She’s working hard and achieving well academically – unbelievably so, when I think about it – as her relentlessly high personal expectations have not dropped just because she’s working in a new language. Somehow she manages to muddle her way through the tests and her recent report rated her above the class average in most subjects except French.
As for the grown ups? Well the hardest part of moving to a new land or community is building your network and I knew from experience that this would take time. As a family we’ve lived in six communities across four countries and each time it has taken about nine months to build solid friendships (as opposed to friendships-of-circumstance).

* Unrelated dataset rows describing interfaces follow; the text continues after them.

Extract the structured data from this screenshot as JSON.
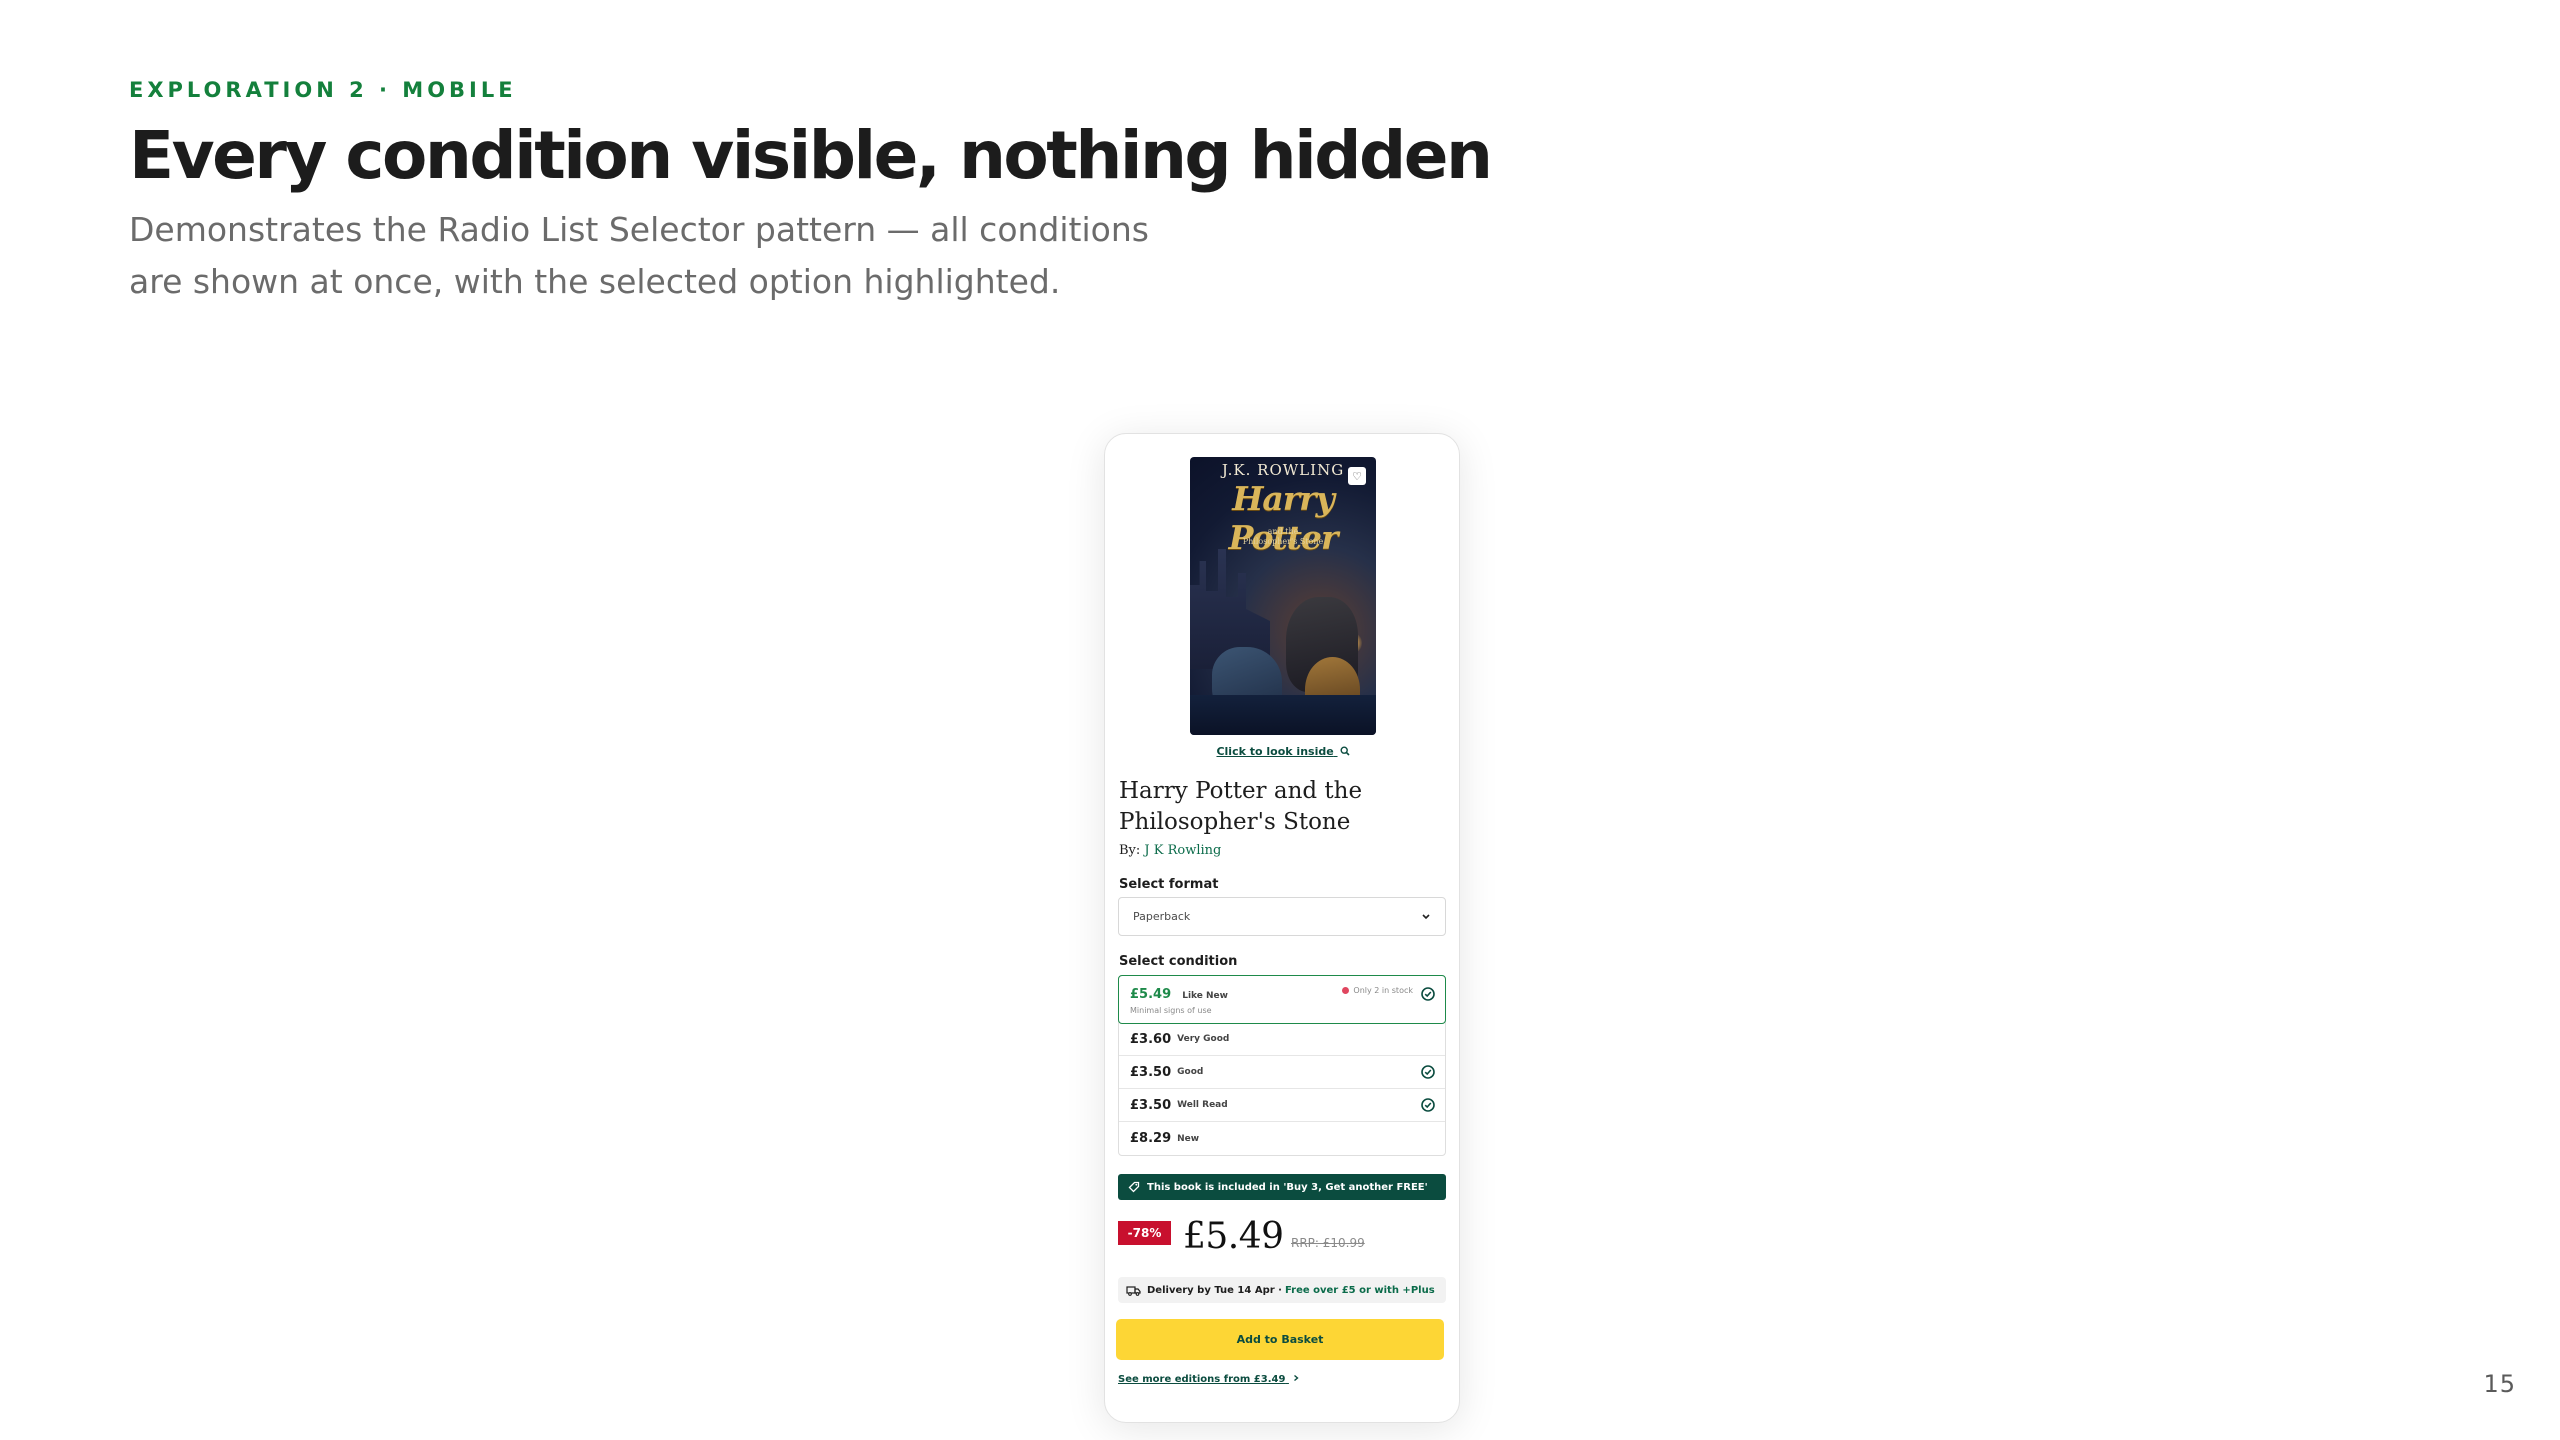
{
  "slide": {
    "eyebrow": "EXPLORATION 2 · MOBILE",
    "headline": "Every condition visible, nothing hidden",
    "subhead_line1": "Demonstrates the Radio List Selector pattern — all conditions",
    "subhead_line2": "are shown at once, with the selected option highlighted.",
    "page_number": "15"
  },
  "product": {
    "cover": {
      "author": "J.K. ROWLING",
      "title": "Harry Potter",
      "subtitle_line1": "and the",
      "subtitle_line2": "Philosopher's Stone",
      "favourite_icon": "heart-icon"
    },
    "look_inside": "Click to look inside",
    "look_inside_icon": "search-icon",
    "title_line1": "Harry Potter and the",
    "title_line2": "Philosopher's Stone",
    "by_label": "By:",
    "author": "J K Rowling",
    "format_label": "Select format",
    "format_value": "Paperback",
    "condition_label": "Select condition",
    "conditions": [
      {
        "price": "£5.49",
        "name": "Like New",
        "desc": "Minimal signs of use",
        "stock": "Only 2 in stock",
        "selected": true,
        "check": true
      },
      {
        "price": "£3.60",
        "name": "Very Good",
        "selected": false,
        "check": false
      },
      {
        "price": "£3.50",
        "name": "Good",
        "selected": false,
        "check": true
      },
      {
        "price": "£3.50",
        "name": "Well Read",
        "selected": false,
        "check": true
      },
      {
        "price": "£8.29",
        "name": "New",
        "selected": false,
        "check": false
      }
    ],
    "promo": "This book is included in 'Buy 3, Get another FREE'",
    "discount": "-78%",
    "price": "£5.49",
    "rrp": "RRP: £10.99",
    "delivery_main": "Delivery by Tue 14 Apr ·",
    "delivery_free": "Free over £5 or with +Plus",
    "add_to_basket": "Add to Basket",
    "more_editions": "See more editions from £3.49"
  },
  "colors": {
    "accent_green": "#14803c",
    "dark_green": "#0b4c3f",
    "selected_border": "#1e8a4a",
    "discount_red": "#c8102e",
    "basket_yellow": "#fdd635"
  }
}
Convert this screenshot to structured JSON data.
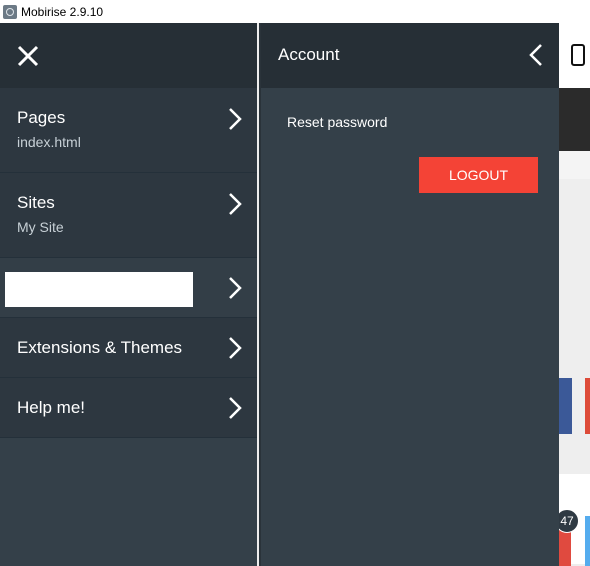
{
  "window": {
    "title": "Mobirise 2.9.10"
  },
  "menu": {
    "items": [
      {
        "label": "Pages",
        "sub": "index.html"
      },
      {
        "label": "Sites",
        "sub": "My Site"
      },
      {
        "label": "",
        "sub": ""
      },
      {
        "label": "Extensions & Themes"
      },
      {
        "label": "Help me!"
      }
    ]
  },
  "account": {
    "title": "Account",
    "reset_label": "Reset password",
    "logout_label": "LOGOUT"
  },
  "preview": {
    "badge_count": "47"
  },
  "icons": {
    "close": "close-icon",
    "chevron_right": "chevron-right-icon",
    "chevron_left": "chevron-left-icon",
    "mobile": "mobile-phone-icon"
  },
  "colors": {
    "panel": "#344049",
    "header": "#262f36",
    "logout": "#f44336"
  }
}
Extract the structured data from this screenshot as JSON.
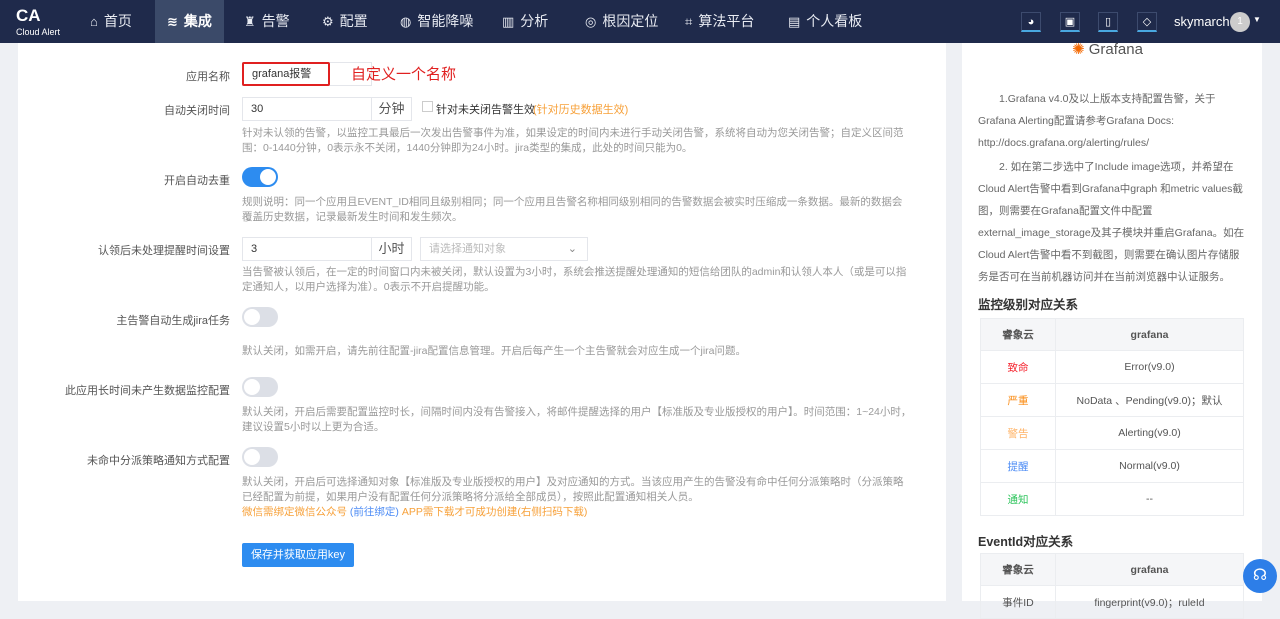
{
  "nav": {
    "logo": "CA",
    "logo_sub": "Cloud Alert",
    "items": [
      {
        "label": "首页",
        "icon": "home-icon",
        "glyph": "⌂"
      },
      {
        "label": "集成",
        "icon": "layers-icon",
        "glyph": "≋"
      },
      {
        "label": "告警",
        "icon": "alarm-icon",
        "glyph": "♜"
      },
      {
        "label": "配置",
        "icon": "gear-icon",
        "glyph": "⚙"
      },
      {
        "label": "智能降噪",
        "icon": "noise-icon",
        "glyph": "◍"
      },
      {
        "label": "分析",
        "icon": "chart-icon",
        "glyph": "▥"
      },
      {
        "label": "根因定位",
        "icon": "target-icon",
        "glyph": "◎"
      },
      {
        "label": "算法平台",
        "icon": "algorithm-icon",
        "glyph": "⌗"
      },
      {
        "label": "个人看板",
        "icon": "dashboard-icon",
        "glyph": "▤"
      }
    ],
    "user": "skymarch",
    "avatar": "1"
  },
  "form": {
    "app_name_label": "应用名称",
    "app_name_value": "grafana报警",
    "annotation": "自定义一个名称",
    "auto_close_label": "自动关闭时间",
    "auto_close_value": "30",
    "auto_close_unit": "分钟",
    "auto_close_checkbox": "针对未关闭告警生效",
    "auto_close_note": "(针对历史数据生效)",
    "auto_close_help": "针对未认领的告警，以监控工具最后一次发出告警事件为准，如果设定的时间内未进行手动关闭告警，系统将自动为您关闭告警；自定义区间范围：0-1440分钟，0表示永不关闭，1440分钟即为24小时。jira类型的集成，此处的时间只能为0。",
    "dedupe_label": "开启自动去重",
    "dedupe_on": true,
    "dedupe_help": "规则说明：同一个应用且EVENT_ID相同且级别相同；同一个应用且告警名称相同级别相同的告警数据会被实时压缩成一条数据。最新的数据会覆盖历史数据，记录最新发生时间和发生频次。",
    "remind_label": "认领后未处理提醒时间设置",
    "remind_value": "3",
    "remind_unit": "小时",
    "remind_select_placeholder": "请选择通知对象",
    "remind_help": "当告警被认领后，在一定的时间窗口内未被关闭，默认设置为3小时，系统会推送提醒处理通知的短信给团队的admin和认领人本人（或是可以指定通知人，以用户选择为准）。0表示不开启提醒功能。",
    "jira_label": "主告警自动生成jira任务",
    "jira_on": false,
    "jira_help": "默认关闭，如需开启，请先前往配置-jira配置信息管理。开启后每产生一个主告警就会对应生成一个jira问题。",
    "monitor_label": "此应用长时间未产生数据监控配置",
    "monitor_on": false,
    "monitor_help": "默认关闭，开启后需要配置监控时长，间隔时间内没有告警接入，将邮件提醒选择的用户【标准版及专业版授权的用户】。时间范围：1~24小时，建议设置5小时以上更为合适。",
    "unmatched_label": "未命中分派策略通知方式配置",
    "unmatched_on": false,
    "unmatched_help": "默认关闭，开启后可选择通知对象【标准版及专业版授权的用户】及对应通知的方式。当该应用产生的告警没有命中任何分派策略时（分派策略已经配置为前提，如果用户没有配置任何分派策略将分派给全部成员），按照此配置通知相关人员。",
    "wechat_note": "微信需绑定微信公众号",
    "wechat_link": "(前往绑定)",
    "app_note": "APP需下载才可成功创建(右侧扫码下载)",
    "submit": "保存并获取应用key"
  },
  "side": {
    "brand": "Grafana",
    "p1": "1.Grafana v4.0及以上版本支持配置告警，关于Grafana Alerting配置请参考Grafana Docs: http://docs.grafana.org/alerting/rules/",
    "p2": "2. 如在第二步选中了Include image选项，并希望在Cloud Alert告警中看到Grafana中graph 和metric values截图，则需要在Grafana配置文件中配置external_image_storage及其子模块并重启Grafana。如在Cloud Alert告警中看不到截图，则需要在确认图片存储服务是否可在当前机器访问并在当前浏览器中认证服务。",
    "level_title": "监控级别对应关系",
    "col1": "睿象云",
    "col2": "grafana",
    "levels": [
      {
        "name": "致命",
        "color": "#f5222d",
        "value": "Error(v9.0)"
      },
      {
        "name": "严重",
        "color": "#fa8c16",
        "value": "NoData 、Pending(v9.0)；默认"
      },
      {
        "name": "警告",
        "color": "#ffb366",
        "value": "Alerting(v9.0)"
      },
      {
        "name": "提醒",
        "color": "#4d8cf5",
        "value": "Normal(v9.0)"
      },
      {
        "name": "通知",
        "color": "#2ec45c",
        "value": "--"
      }
    ],
    "event_title": "EventId对应关系",
    "event_row_label": "事件ID",
    "event_row_value": "fingerprint(v9.0)；ruleId"
  }
}
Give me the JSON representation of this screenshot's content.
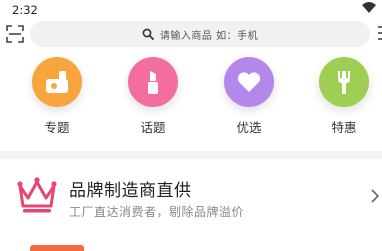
{
  "status_bar": {
    "time": "2:32"
  },
  "search": {
    "placeholder": "请输入商品 如：手机"
  },
  "categories": [
    {
      "label": "专题",
      "color": "#f7a53c",
      "icon": "gift-box-icon"
    },
    {
      "label": "话题",
      "color": "#f36ea0",
      "icon": "lipstick-icon"
    },
    {
      "label": "优选",
      "color": "#b488ea",
      "icon": "heart-icon"
    },
    {
      "label": "特惠",
      "color": "#9fce55",
      "icon": "fork-icon"
    }
  ],
  "brand_section": {
    "title": "品牌制造商直供",
    "subtitle": "工厂直达消费者，剔除品牌溢价",
    "accent_color": "#e8466e"
  },
  "colors": {
    "search_bg": "#f1f1f1",
    "divider": "#f4f4f4",
    "bottom_accent": "#f26a3d"
  }
}
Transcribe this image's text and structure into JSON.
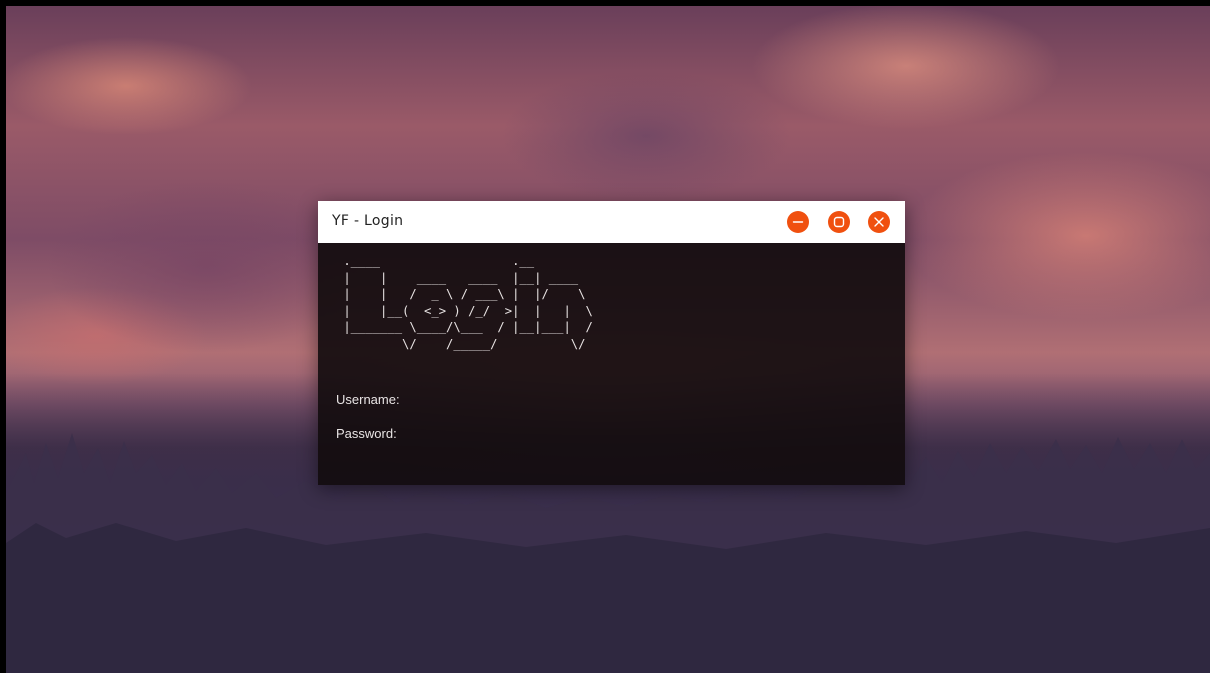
{
  "window": {
    "title": "YF - Login",
    "controls": {
      "minimize_icon": "minus-icon",
      "maximize_icon": "square-icon",
      "close_icon": "x-icon",
      "color": "#f0500f"
    }
  },
  "banner": {
    "ascii_art": " .____                  .__         \n |    |    ____   ____  |__| ____   \n |    |   /  _ \\ / ___\\ |  |/    \\  \n |    |__(  <_> ) /_/  >|  |   |  \\ \n |_______ \\____/\\___  / |__|___|  / \n         \\/    /_____/          \\/  "
  },
  "form": {
    "username_label": "Username:",
    "username_value": "",
    "password_label": "Password:",
    "password_value": ""
  }
}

As expected, even in a mostly French town like ours, the easiest relationships and a vital network comes with fellow Anglophones, for whose support, insider tips, wry humour and friendship I am grateful. Building solid relationships with French locals takes longer, especially in a village like this where families have lived here for generations – and generations of one family all live in the village.
It’s a case of slow but steady progress. Daily chats at the bread van, turning up to the village apple fest and Christmas party, chewing the fat with my elderly neighbour on the bench outside the gate even when I have 1000 things to do. Chatting to the parents at horse riding, rugby, snowboarding and ski club, arranging playdates, tagging along to birthday parties and volunteering to marshal at the school fun run, helping out on class hikes and supporting the PTA (but Secretary? I mean really.)
Slowly but surely all the investment of energy is paying off. As they say, good things take time – and time is passing way too fast!